BEGIN Excerpted records
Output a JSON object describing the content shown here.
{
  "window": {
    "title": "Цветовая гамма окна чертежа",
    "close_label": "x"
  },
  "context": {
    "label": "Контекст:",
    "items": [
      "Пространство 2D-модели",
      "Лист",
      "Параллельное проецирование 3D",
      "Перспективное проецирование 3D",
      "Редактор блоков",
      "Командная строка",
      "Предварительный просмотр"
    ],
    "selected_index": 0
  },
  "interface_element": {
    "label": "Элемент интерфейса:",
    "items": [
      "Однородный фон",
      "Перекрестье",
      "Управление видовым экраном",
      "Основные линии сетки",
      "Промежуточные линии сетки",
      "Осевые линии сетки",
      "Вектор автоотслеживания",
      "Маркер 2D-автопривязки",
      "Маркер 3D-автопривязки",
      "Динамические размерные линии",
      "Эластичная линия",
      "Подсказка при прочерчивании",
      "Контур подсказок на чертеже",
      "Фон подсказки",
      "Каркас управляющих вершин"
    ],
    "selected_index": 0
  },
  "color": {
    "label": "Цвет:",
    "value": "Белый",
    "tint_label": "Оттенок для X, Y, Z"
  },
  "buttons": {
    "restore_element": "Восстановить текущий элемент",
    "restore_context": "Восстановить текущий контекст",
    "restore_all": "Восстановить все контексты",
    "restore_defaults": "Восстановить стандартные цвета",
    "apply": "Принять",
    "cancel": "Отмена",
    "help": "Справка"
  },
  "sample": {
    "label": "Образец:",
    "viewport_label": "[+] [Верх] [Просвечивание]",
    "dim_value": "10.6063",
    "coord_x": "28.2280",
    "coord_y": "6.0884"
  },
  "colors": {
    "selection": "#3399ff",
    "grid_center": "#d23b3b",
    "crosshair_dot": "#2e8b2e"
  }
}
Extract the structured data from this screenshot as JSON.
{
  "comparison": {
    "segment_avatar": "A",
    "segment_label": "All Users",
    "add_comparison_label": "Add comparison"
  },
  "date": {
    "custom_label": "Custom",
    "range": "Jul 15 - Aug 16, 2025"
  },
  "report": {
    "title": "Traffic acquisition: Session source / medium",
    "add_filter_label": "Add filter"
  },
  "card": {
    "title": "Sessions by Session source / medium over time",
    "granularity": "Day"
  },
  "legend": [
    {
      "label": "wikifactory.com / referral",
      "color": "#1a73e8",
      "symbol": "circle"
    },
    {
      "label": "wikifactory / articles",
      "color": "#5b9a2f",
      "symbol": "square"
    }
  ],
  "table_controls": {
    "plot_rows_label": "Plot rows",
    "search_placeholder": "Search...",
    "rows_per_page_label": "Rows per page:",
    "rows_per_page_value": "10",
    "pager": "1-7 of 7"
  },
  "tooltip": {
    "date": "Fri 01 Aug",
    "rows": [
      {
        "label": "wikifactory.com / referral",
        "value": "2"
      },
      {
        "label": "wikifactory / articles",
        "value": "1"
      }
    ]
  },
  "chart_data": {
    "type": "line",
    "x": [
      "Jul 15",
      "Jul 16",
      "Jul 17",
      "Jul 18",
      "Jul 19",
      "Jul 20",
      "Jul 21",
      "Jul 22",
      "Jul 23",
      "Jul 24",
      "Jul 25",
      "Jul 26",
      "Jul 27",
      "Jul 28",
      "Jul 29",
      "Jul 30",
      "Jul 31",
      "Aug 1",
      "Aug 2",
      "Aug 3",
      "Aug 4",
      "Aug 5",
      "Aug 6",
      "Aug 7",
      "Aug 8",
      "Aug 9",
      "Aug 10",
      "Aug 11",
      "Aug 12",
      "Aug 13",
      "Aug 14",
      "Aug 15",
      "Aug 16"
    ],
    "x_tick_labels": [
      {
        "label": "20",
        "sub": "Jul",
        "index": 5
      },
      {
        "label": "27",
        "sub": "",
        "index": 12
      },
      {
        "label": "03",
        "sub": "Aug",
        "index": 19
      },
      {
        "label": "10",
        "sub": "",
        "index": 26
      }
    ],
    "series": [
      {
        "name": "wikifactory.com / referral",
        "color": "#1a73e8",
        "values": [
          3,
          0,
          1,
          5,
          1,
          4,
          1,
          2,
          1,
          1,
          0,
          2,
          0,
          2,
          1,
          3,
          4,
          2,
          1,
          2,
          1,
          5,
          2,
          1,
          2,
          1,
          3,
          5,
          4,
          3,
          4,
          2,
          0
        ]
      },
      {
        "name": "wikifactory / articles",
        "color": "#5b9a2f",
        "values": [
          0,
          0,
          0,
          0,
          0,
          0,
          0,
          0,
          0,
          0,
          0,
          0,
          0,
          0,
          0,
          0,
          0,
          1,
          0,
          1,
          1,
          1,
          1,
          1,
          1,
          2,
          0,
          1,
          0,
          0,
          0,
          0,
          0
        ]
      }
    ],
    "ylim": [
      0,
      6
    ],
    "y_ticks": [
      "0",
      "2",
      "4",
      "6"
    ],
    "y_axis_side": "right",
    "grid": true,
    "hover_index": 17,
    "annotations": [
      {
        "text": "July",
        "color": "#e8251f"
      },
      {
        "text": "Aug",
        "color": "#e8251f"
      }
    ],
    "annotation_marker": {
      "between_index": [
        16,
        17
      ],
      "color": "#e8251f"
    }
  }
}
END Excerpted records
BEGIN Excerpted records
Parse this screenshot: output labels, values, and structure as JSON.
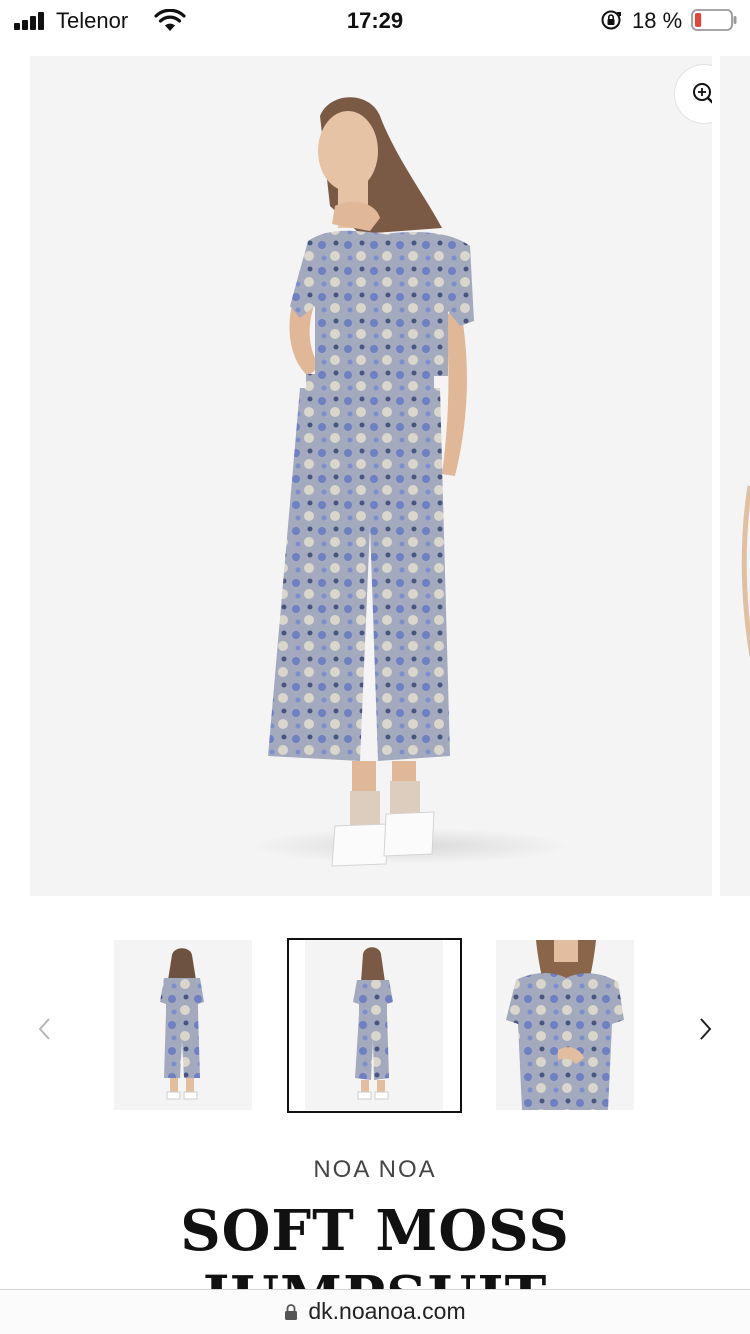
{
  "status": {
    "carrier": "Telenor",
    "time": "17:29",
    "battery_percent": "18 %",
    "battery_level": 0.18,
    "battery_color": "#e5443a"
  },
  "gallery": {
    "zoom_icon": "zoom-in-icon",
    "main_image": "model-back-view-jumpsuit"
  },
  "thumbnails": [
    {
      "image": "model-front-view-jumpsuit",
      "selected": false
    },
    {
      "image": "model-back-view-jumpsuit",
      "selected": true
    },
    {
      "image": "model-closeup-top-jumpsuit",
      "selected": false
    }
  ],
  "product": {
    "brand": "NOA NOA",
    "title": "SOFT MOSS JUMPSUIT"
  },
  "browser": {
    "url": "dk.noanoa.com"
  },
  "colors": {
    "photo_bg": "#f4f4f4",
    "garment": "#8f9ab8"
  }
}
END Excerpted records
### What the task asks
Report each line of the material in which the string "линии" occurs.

### The answer
      "Основные линии сетки",
      "Промежуточные линии сетки",
      "Осевые линии сетки",
      "Динамические размерные линии",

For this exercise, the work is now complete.